Annie Besant was born in 1847 in London, into a middle class Irish family. Besant was a socialist and Fabian, who as a writer and journalist campaigned for women and worker rights. On the 23 June 1888 she published an article in her newspaper, The Link, exposing the poor working conditions at the Byrant and May match factory. The article sparked a walk out of women workers from the factory, and Besant supported these workers to set up a strike committee.

Important dates for Annie Besant

Annie was born Annie Woods in London
1847
Annie married Frank Besant, a clergyman
1867
Annie legally separated from her husband due to their different opinions on religion and social issues
1873
Annie joined the National Secular Society and met Charles Bradlaugh who wrote a journal called The National Reformer
1874
Annie joined the Fabian Society
1885
Annie and Charles Bradlaugh were arrested for publishing a book about birth control
1877
Annie launched The Link newspaper with William Stead
1887
Annie wrote an article about the poor working conditions at the Bryant and May match factory in The Link newspaper
1888
Annie Besant died in India on 20 September 1933, aged 85 years old
1933

Did you know?

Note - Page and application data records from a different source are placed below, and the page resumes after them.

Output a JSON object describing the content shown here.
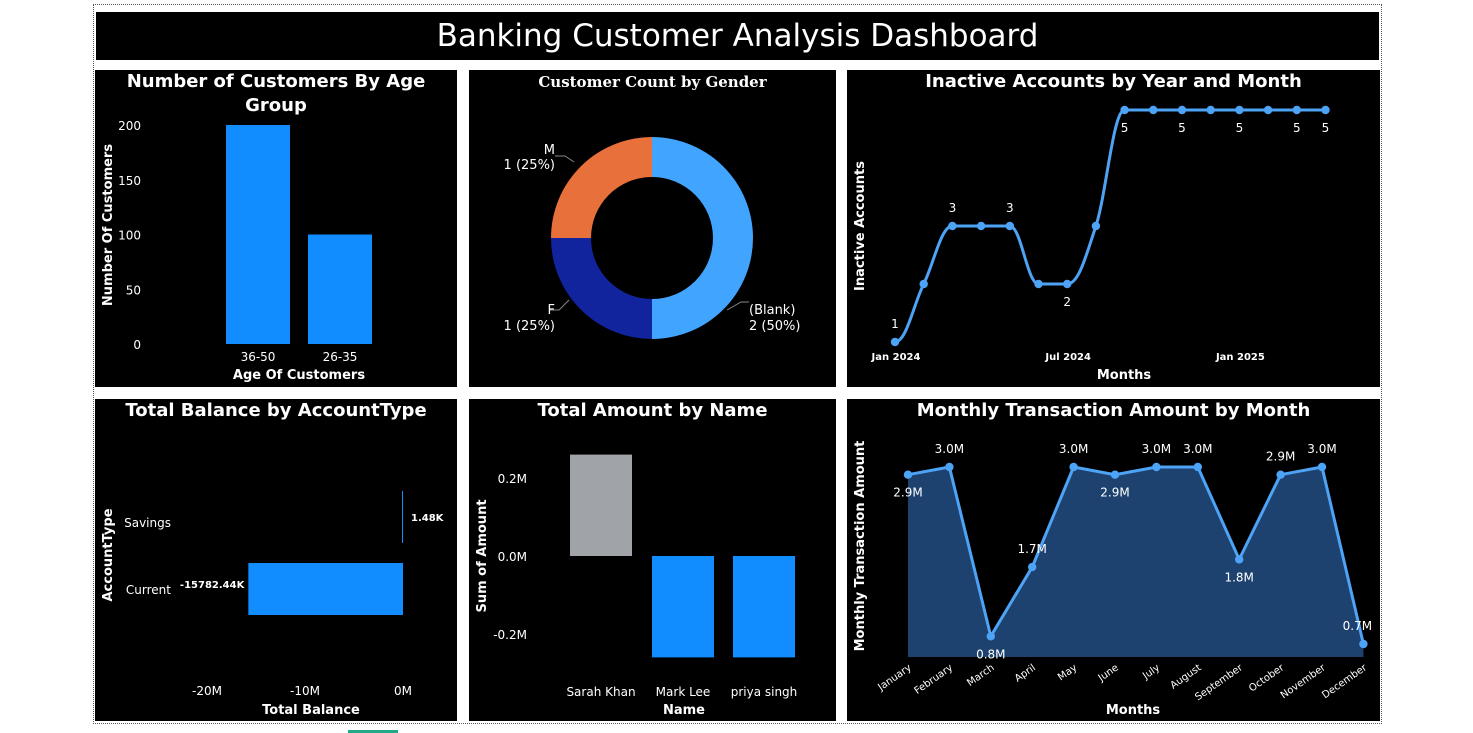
{
  "page": {
    "title": "Banking Customer Analysis Dashboard"
  },
  "colors": {
    "accent": "#118DFF",
    "line": "#4DA3F5",
    "gray": "#A0A4A8",
    "orange": "#E8703A",
    "navy": "#12239E",
    "lightblue": "#41A4FF",
    "area": "#1E4270"
  },
  "chart_data": [
    {
      "type": "bar",
      "title": "Number of Customers By Age Group",
      "xlabel": "Age Of Customers",
      "ylabel": "Number Of Customers",
      "categories": [
        "36-50",
        "26-35"
      ],
      "values": [
        200,
        100
      ],
      "ylim": [
        0,
        200
      ],
      "yticks": [
        "0",
        "50",
        "100",
        "150",
        "200"
      ],
      "grid": false
    },
    {
      "type": "pie",
      "title": "Customer Count by Gender",
      "donut": true,
      "slices": [
        {
          "label": "(Blank)",
          "value": 2,
          "display": "2 (50%)",
          "color": "#41A4FF"
        },
        {
          "label": "F",
          "value": 1,
          "display": "1 (25%)",
          "color": "#12239E"
        },
        {
          "label": "M",
          "value": 1,
          "display": "1 (25%)",
          "color": "#E8703A"
        }
      ]
    },
    {
      "type": "line",
      "title": "Inactive Accounts by Year and Month",
      "xlabel": "Months",
      "ylabel": "Inactive Accounts",
      "x": [
        "2024-01",
        "2024-02",
        "2024-03",
        "2024-04",
        "2024-05",
        "2024-06",
        "2024-07",
        "2024-08",
        "2024-09",
        "2024-10",
        "2024-11",
        "2024-12",
        "2025-01",
        "2025-02",
        "2025-03",
        "2025-04"
      ],
      "values": [
        1,
        2,
        3,
        3,
        3,
        2,
        2,
        3,
        5,
        5,
        5,
        5,
        5,
        5,
        5,
        5
      ],
      "data_labels": [
        {
          "index": 0,
          "text": "1"
        },
        {
          "index": 2,
          "text": "3"
        },
        {
          "index": 4,
          "text": "3"
        },
        {
          "index": 6,
          "text": "2"
        },
        {
          "index": 8,
          "text": "5"
        },
        {
          "index": 10,
          "text": "5"
        },
        {
          "index": 12,
          "text": "5"
        },
        {
          "index": 14,
          "text": "5"
        },
        {
          "index": 15,
          "text": "5"
        }
      ],
      "xtick_labels": [
        {
          "index": 0,
          "text": "Jan 2024"
        },
        {
          "index": 6,
          "text": "Jul 2024"
        },
        {
          "index": 12,
          "text": "Jan 2025"
        }
      ]
    },
    {
      "type": "bar",
      "orientation": "horizontal",
      "title": "Total Balance by AccountType",
      "xlabel": "Total Balance",
      "ylabel": "AccountType",
      "categories": [
        "Savings",
        "Current"
      ],
      "values": [
        1.48,
        -15782.44
      ],
      "units": "K",
      "data_labels": [
        "1.48K",
        "-15782.44K"
      ],
      "xlim": [
        -20000,
        0
      ],
      "xticks": [
        "-20M",
        "-10M",
        "0M"
      ]
    },
    {
      "type": "bar",
      "title": "Total Amount by Name",
      "xlabel": "Name",
      "ylabel": "Sum of Amount",
      "categories": [
        "Sarah Khan",
        "Mark Lee",
        "priya singh"
      ],
      "values": [
        0.26,
        -0.26,
        -0.26
      ],
      "units": "M",
      "bar_colors": [
        "#A0A4A8",
        "#118DFF",
        "#118DFF"
      ],
      "yticks": [
        "0.2M",
        "0.0M",
        "-0.2M"
      ],
      "ylim": [
        -0.3,
        0.3
      ]
    },
    {
      "type": "area",
      "title": "Monthly Transaction Amount by Month",
      "xlabel": "Months",
      "ylabel": "Monthly Transaction Amount",
      "categories": [
        "January",
        "February",
        "March",
        "April",
        "May",
        "June",
        "July",
        "August",
        "September",
        "October",
        "November",
        "December"
      ],
      "values": [
        2.9,
        3.0,
        0.8,
        1.7,
        3.0,
        2.9,
        3.0,
        3.0,
        1.8,
        2.9,
        3.0,
        0.7
      ],
      "data_labels": [
        "2.9M",
        "3.0M",
        "0.8M",
        "1.7M",
        "3.0M",
        "2.9M",
        "3.0M",
        "3.0M",
        "1.8M",
        "2.9M",
        "3.0M",
        "0.7M"
      ],
      "units": "M"
    }
  ]
}
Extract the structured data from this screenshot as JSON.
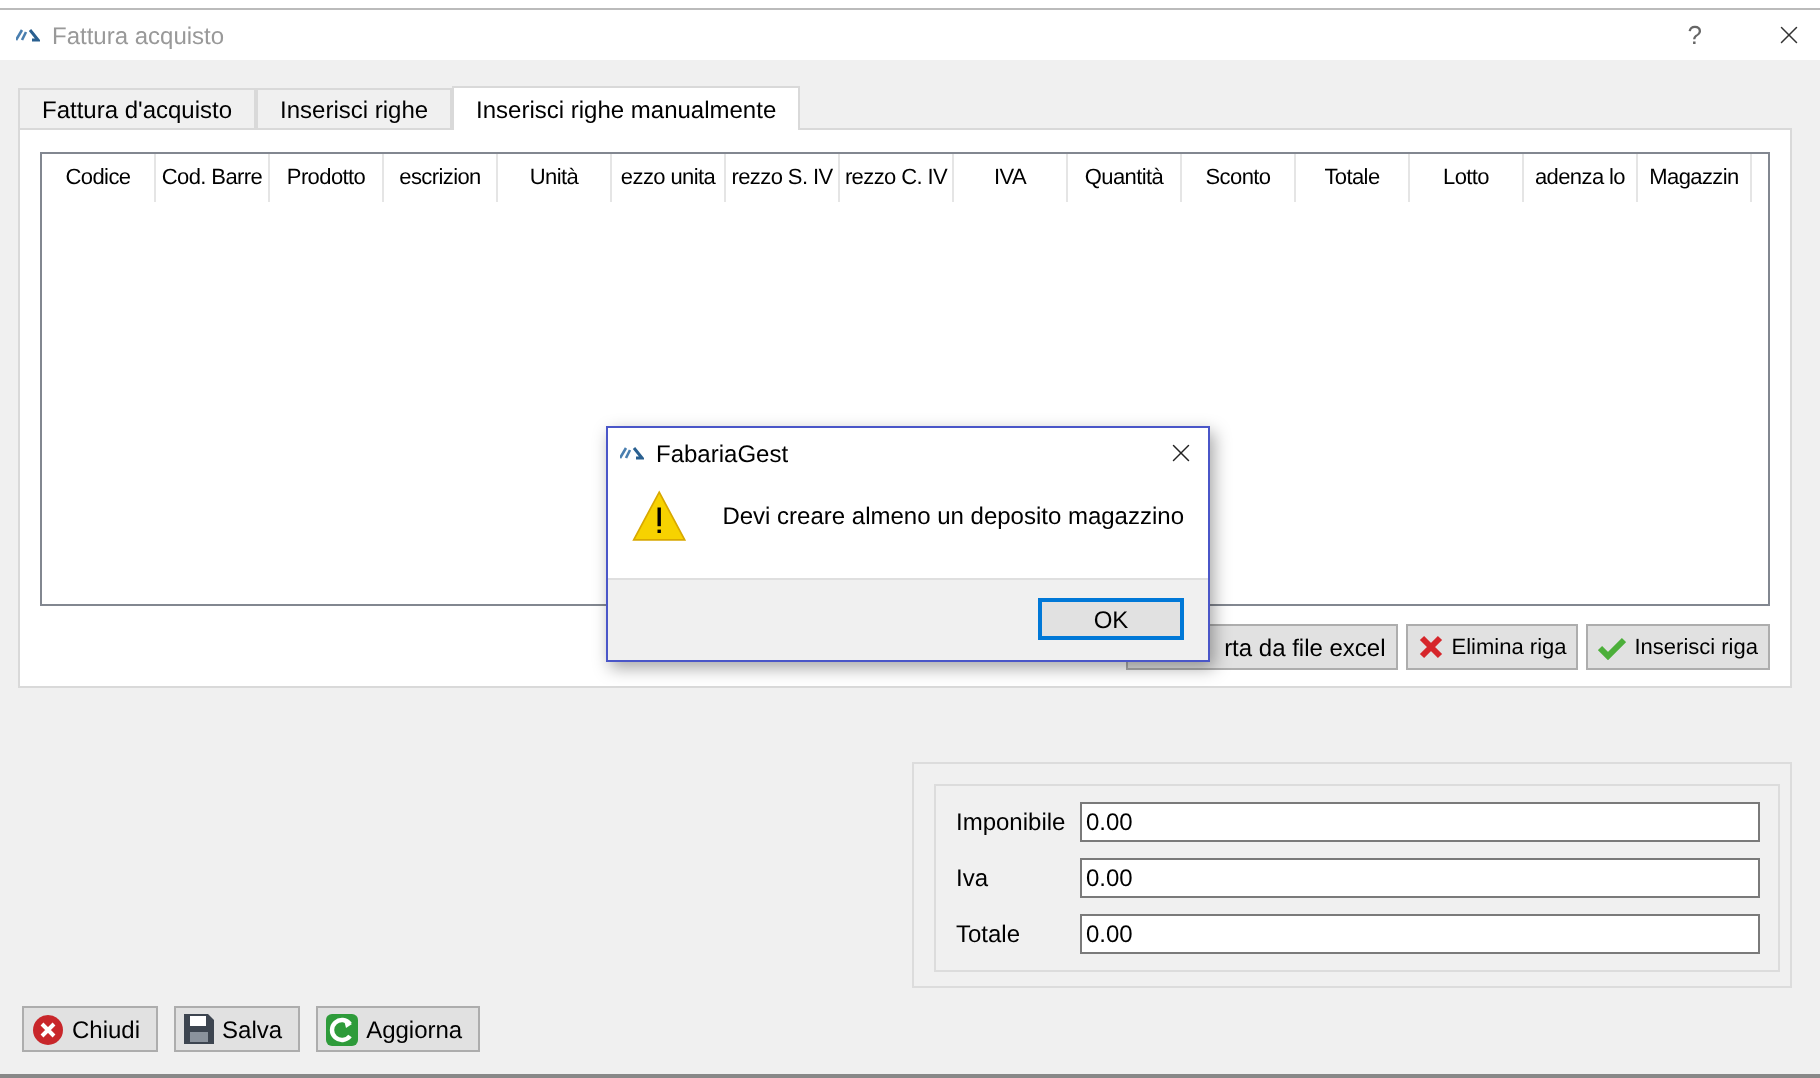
{
  "window": {
    "title": "Fattura acquisto",
    "help": "?"
  },
  "tabs": [
    {
      "label": "Fattura d'acquisto",
      "selected": false
    },
    {
      "label": "Inserisci righe",
      "selected": false
    },
    {
      "label": "Inserisci righe manualmente",
      "selected": true
    }
  ],
  "table": {
    "columns": [
      "Codice",
      "Cod. Barre",
      "Prodotto",
      "escrizion",
      "Unità",
      "ezzo unita",
      "rezzo S. IV",
      "rezzo C. IV",
      "IVA",
      "Quantità",
      "Sconto",
      "Totale",
      "Lotto",
      "adenza lo",
      "Magazzin"
    ]
  },
  "row_buttons": [
    {
      "label": "rta da file excel",
      "kind": "import"
    },
    {
      "label": "Elimina riga",
      "kind": "delete"
    },
    {
      "label": "Inserisci riga",
      "kind": "add"
    }
  ],
  "totals": [
    {
      "label": "Imponibile",
      "value": "0.00"
    },
    {
      "label": "Iva",
      "value": "0.00"
    },
    {
      "label": "Totale",
      "value": "0.00"
    }
  ],
  "footer_buttons": [
    {
      "label": "Chiudi",
      "kind": "close"
    },
    {
      "label": "Salva",
      "kind": "save"
    },
    {
      "label": "Aggiorna",
      "kind": "refresh"
    }
  ],
  "dialog": {
    "title": "FabariaGest",
    "message": "Devi creare almeno un deposito magazzino",
    "button": "OK"
  }
}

  • Annie Besant legally separated from her husband in 1873 even though divorce was frowned upon at the time
  • Annie Besant lost custody of her daughter after publicly advocating birth control
  • Annie Besant became president of the Union of Women matchmakers.